There are many possible causes of voltage drop, and you need to be sure to troubleshoot the issue before it becomes more serious. Some of the most common causes include broken or corroded wiring, blown fuses, overloaded circuits, and low resistance in the electrical system.
If you notice any abnormalities with your appliances or lights, then start by checking for loose connections. If that doesn’t seem to be the problem, then check for blown fuses next. It may also be necessary to replace some older fuse panels with ones that have safety features such as tamperproof pins. Next up is checking if there is an overload in your circuit by turning off unnecessary devices and adding additional breaks or extensions to your circuit
When Should I Be Concerned About Voltage Drop?
it depends on the individual circumstances.
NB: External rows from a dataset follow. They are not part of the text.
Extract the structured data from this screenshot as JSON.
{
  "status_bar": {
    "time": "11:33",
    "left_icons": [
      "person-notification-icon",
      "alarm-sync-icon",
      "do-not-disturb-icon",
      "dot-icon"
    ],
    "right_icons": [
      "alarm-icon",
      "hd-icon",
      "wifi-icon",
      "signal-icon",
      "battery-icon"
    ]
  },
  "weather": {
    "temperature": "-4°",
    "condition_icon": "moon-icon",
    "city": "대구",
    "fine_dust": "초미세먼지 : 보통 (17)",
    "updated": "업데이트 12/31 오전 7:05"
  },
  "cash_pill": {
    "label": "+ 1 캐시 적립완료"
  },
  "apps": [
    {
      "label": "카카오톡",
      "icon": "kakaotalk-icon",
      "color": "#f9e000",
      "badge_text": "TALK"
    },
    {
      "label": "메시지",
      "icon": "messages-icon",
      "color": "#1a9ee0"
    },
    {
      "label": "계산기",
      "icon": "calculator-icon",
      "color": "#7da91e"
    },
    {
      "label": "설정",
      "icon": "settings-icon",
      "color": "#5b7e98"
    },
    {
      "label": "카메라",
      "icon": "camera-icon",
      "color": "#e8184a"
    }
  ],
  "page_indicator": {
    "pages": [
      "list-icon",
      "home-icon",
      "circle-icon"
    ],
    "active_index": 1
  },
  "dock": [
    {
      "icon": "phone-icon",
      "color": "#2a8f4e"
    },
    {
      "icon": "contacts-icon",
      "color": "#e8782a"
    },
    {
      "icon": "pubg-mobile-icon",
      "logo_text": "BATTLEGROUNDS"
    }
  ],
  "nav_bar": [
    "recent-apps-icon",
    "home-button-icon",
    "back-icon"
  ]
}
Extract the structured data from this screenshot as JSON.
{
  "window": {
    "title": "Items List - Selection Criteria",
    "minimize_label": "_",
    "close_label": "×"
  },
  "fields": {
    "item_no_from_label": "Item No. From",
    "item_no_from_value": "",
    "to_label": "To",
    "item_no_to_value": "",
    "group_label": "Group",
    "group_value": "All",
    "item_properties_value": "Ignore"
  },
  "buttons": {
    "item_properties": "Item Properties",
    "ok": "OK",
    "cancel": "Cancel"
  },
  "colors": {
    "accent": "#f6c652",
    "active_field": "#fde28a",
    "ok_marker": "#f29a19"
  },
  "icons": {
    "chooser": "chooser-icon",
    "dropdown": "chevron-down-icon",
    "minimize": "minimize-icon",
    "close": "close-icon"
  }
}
However, if you’re experiencing voltage drop or any other electrical issues, it’s important to take action as soon as possible. This is because voltage drop can cause a number of problems, including:
– Damage to electronic equipment
– Short circuits that can lead to fires
– Electrical shock that can injure you or someone else
If you’re noticing any of these symptoms, it’s best to contact your electrician right away. They’ll be able to take action and resolve the issue as quickly as possible. Thanks for reading!
Will a Short Cause Voltage Drop?
A short will cause a voltage drop, but it is not likely to be very significant. The amount of voltage drop depends on the size and type of the short, as well as how many loads are connected to that particular circuit. In general, you can expect a voltage drop of around 2 volts for every 100 amperes (amps) drawn from the circuit. This means that if there is a five-amp load running on your 20-amp breaker box, you would experience a 5-volt decrease in total electrical power.
Does Insulation Affect Voltage Drop?
This is a question that is frequently asked by homeowners who are looking to install insulation in their homes. Insulation can affect voltage drop, but the extent to which it does depends on a number of factors, including the type of insulation and the location of the home. In general, however, insulation can reduce voltage by anywhere from a few tenths of a volt up to a few hundredths of a volt.
Voltage drop is a common electrical problem that can be fixed by following some simple steps on how to fix voltage drop. By understanding the causes of voltage drop and taking the necessary precautions, you can keep your home or office running smoothly without any interruptions.